Work task ▸ Each line that includes "calidad" must be copied from the records.

Input records ▸
|---|

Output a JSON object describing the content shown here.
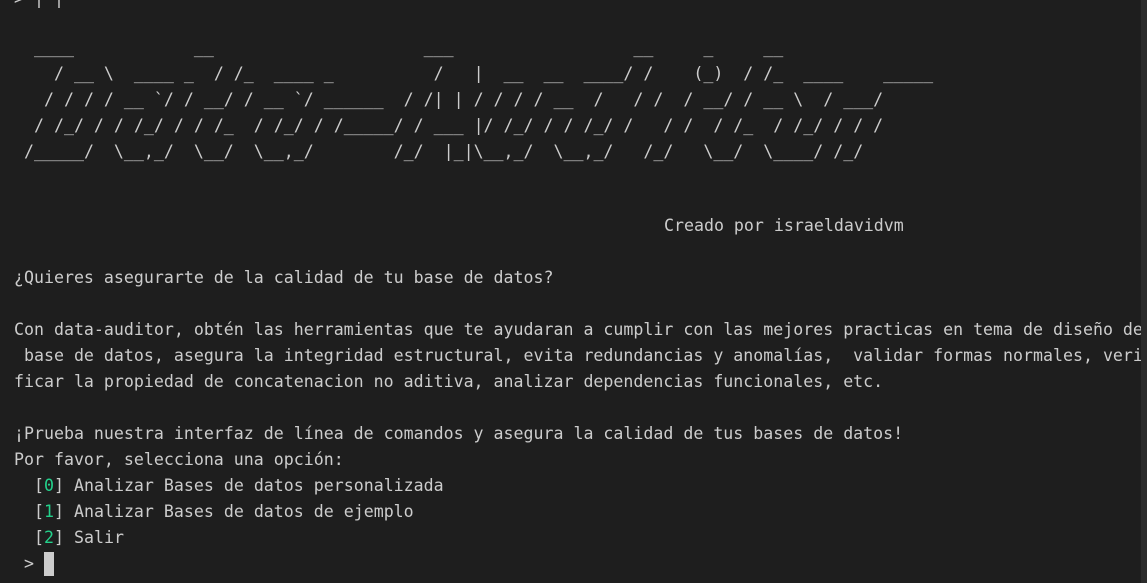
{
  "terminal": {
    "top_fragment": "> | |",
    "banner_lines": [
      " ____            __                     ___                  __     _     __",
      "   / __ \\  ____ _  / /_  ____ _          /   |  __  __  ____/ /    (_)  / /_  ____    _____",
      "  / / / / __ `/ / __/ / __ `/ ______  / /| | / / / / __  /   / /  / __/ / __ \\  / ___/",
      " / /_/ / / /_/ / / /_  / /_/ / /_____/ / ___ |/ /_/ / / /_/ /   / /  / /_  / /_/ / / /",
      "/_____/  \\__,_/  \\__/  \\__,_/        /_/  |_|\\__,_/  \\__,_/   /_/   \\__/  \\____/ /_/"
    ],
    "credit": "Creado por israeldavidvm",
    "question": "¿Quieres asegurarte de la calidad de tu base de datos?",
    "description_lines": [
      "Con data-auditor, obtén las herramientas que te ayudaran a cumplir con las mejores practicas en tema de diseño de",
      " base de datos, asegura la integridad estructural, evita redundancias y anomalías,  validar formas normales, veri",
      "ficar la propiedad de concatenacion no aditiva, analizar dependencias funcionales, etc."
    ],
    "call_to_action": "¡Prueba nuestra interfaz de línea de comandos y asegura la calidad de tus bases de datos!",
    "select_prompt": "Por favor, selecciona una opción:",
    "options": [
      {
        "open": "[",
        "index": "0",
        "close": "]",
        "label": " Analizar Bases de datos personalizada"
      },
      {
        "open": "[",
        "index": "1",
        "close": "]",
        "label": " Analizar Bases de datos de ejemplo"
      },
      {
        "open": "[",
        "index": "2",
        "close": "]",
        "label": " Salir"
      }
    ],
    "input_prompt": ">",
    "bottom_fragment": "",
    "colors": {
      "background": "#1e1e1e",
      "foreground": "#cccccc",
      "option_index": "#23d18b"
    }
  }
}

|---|

Answer space ▸
    "question": "¿Quieres asegurarte de la calidad de tu base de datos?",
    "call_to_action": "¡Prueba nuestra interfaz de línea de comandos y asegura la calidad de tus bases de datos!",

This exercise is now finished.